Video game players are less affected by two distinct attentional bottlenecks: attentional blink and cost of switching tasks.

 

Erickson, K., et al., Striatal volume predicts level of video game skill acquisition, Cerebral Cortex, 2010, 20, 11, 2522-2530, by permission of Oxford University Press.

corso_fig5

Figure 5 – Space Fortress Game

Different aspects, such as mines, affect different scores.

 

Erickson, K., et al., Striatal volume predicts level of video game skill acquisition. Cerebral Cortex, 2010, 20, 11, 2522-2530, by permission of Oxford University Press.

corso_fig6

Figure 6 – Total Scores in Space Fortress Game
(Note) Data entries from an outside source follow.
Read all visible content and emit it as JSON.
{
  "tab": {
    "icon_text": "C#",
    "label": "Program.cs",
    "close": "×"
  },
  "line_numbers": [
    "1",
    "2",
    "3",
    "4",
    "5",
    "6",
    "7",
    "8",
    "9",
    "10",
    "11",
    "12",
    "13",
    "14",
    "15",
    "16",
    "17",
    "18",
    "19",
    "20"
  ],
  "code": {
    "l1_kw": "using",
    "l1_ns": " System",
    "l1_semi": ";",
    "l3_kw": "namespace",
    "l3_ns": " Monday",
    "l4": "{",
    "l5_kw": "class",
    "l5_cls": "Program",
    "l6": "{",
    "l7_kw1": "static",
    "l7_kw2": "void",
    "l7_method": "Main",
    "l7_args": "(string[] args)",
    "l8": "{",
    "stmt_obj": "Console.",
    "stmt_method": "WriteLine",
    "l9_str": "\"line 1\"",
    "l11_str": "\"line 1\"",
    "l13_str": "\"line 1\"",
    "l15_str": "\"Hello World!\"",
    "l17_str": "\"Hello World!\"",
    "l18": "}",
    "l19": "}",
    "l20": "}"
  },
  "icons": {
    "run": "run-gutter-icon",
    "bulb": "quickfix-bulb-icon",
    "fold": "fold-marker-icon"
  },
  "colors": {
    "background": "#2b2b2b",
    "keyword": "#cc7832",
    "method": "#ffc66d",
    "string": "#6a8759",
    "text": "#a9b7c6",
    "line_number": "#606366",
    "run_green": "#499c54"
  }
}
Variable priority training subjects outperformed fixed priority training subjects.

 

Erickson, K., et al., Striatal volume predicts level of video game skill acquisition. Cerebral Cortex, 2010, 20, 11, 2522- 2530, by permission of Oxford University Press.

corso_fig7

Figure 7 – Striatal Volumes, Game Performance, and Training Strategy

Dorsal structures (putamen & C.N.) reveal a connection between volume and improvement.